■ Assignment ■
In the entries below, how many lines include "kind"? Reply with the number and nothing more.

(Data records for software interfaces)
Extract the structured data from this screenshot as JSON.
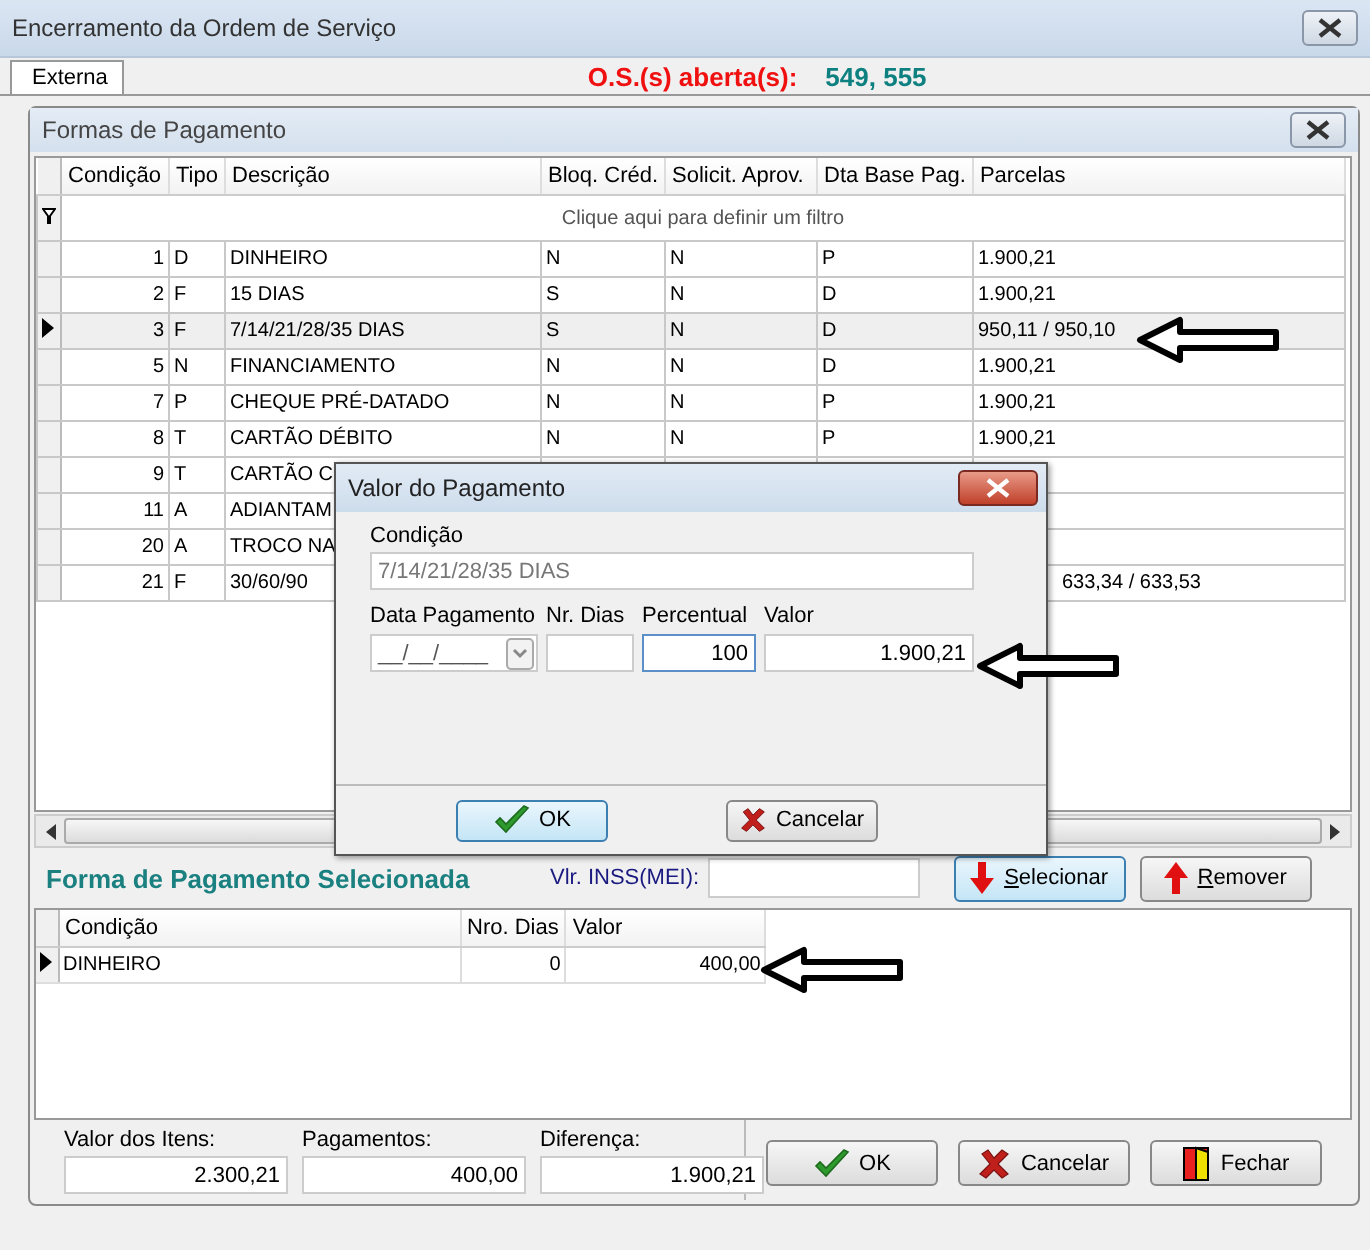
{
  "window": {
    "title": "Encerramento da Ordem de Serviço"
  },
  "tabs": [
    {
      "label": "Externa",
      "selected": true
    }
  ],
  "open_orders": {
    "label": "O.S.(s) aberta(s):",
    "value": "549, 555"
  },
  "payment_forms": {
    "title": "Formas de Pagamento",
    "columns": [
      "Condição",
      "Tipo",
      "Descrição",
      "Bloq. Créd.",
      "Solicit. Aprov.",
      "Dta Base Pag.",
      "Parcelas"
    ],
    "filter_hint": "Clique aqui para definir um filtro",
    "rows": [
      {
        "selected": false,
        "condicao": "1",
        "tipo": "D",
        "descricao": "DINHEIRO",
        "bloq_cred": "N",
        "solicit_aprov": "N",
        "dta_base_pag": "P",
        "parcelas": "1.900,21"
      },
      {
        "selected": false,
        "condicao": "2",
        "tipo": "F",
        "descricao": "15 DIAS",
        "bloq_cred": "S",
        "solicit_aprov": "N",
        "dta_base_pag": "D",
        "parcelas": "1.900,21"
      },
      {
        "selected": true,
        "condicao": "3",
        "tipo": "F",
        "descricao": "7/14/21/28/35 DIAS",
        "bloq_cred": "S",
        "solicit_aprov": "N",
        "dta_base_pag": "D",
        "parcelas": "950,11 / 950,10"
      },
      {
        "selected": false,
        "condicao": "5",
        "tipo": "N",
        "descricao": "FINANCIAMENTO",
        "bloq_cred": "N",
        "solicit_aprov": "N",
        "dta_base_pag": "D",
        "parcelas": "1.900,21"
      },
      {
        "selected": false,
        "condicao": "7",
        "tipo": "P",
        "descricao": "CHEQUE PRÉ-DATADO",
        "bloq_cred": "N",
        "solicit_aprov": "N",
        "dta_base_pag": "P",
        "parcelas": "1.900,21"
      },
      {
        "selected": false,
        "condicao": "8",
        "tipo": "T",
        "descricao": "CARTÃO DÉBITO",
        "bloq_cred": "N",
        "solicit_aprov": "N",
        "dta_base_pag": "P",
        "parcelas": "1.900,21"
      },
      {
        "selected": false,
        "condicao": "9",
        "tipo": "T",
        "descricao": "CARTÃO C"
      },
      {
        "selected": false,
        "condicao": "11",
        "tipo": "A",
        "descricao": "ADIANTAM"
      },
      {
        "selected": false,
        "condicao": "20",
        "tipo": "A",
        "descricao": "TROCO NA"
      },
      {
        "selected": false,
        "condicao": "21",
        "tipo": "F",
        "descricao": "30/60/90",
        "parcelas": "633,34 / 633,53",
        "parcelas_partly_hidden": true
      }
    ]
  },
  "selected_section": {
    "title": "Forma de Pagamento Selecionada",
    "inss_label": "Vlr. INSS(MEI):",
    "buttons": [
      {
        "label": "Selecionar",
        "kind": "select",
        "focused": true
      },
      {
        "label": "Remover",
        "kind": "remove",
        "focused": false
      }
    ],
    "columns": [
      "Condição",
      "Nro. Dias",
      "Valor"
    ],
    "rows": [
      {
        "selected": true,
        "condicao": "DINHEIRO",
        "nro_dias": "0",
        "valor": "400,00"
      }
    ]
  },
  "totals": [
    {
      "label": "Valor dos Itens:",
      "value": "2.300,21"
    },
    {
      "label": "Pagamentos:",
      "value": "400,00"
    },
    {
      "label": "Diferença:",
      "value": "1.900,21"
    }
  ],
  "buttons": [
    {
      "label": "OK",
      "kind": "confirm"
    },
    {
      "label": "Cancelar",
      "kind": "cancel"
    },
    {
      "label": "Fechar",
      "kind": "close"
    }
  ],
  "dialog": {
    "title": "Valor do Pagamento",
    "condicao_label": "Condição",
    "condicao_value": "7/14/21/28/35 DIAS",
    "fields": [
      {
        "label": "Data Pagamento",
        "kind": "date",
        "value": "__/__/____",
        "focused": false
      },
      {
        "label": "Nr. Dias",
        "kind": "text",
        "focused": false
      },
      {
        "label": "Percentual",
        "kind": "text",
        "value": "100",
        "focused": true
      },
      {
        "label": "Valor",
        "kind": "text",
        "value": "1.900,21",
        "focused": false
      }
    ],
    "buttons": [
      {
        "label": "OK",
        "kind": "confirm",
        "focused": true
      },
      {
        "label": "Cancelar",
        "kind": "cancel",
        "focused": false
      }
    ]
  }
}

■ Answer for this exercise ■
11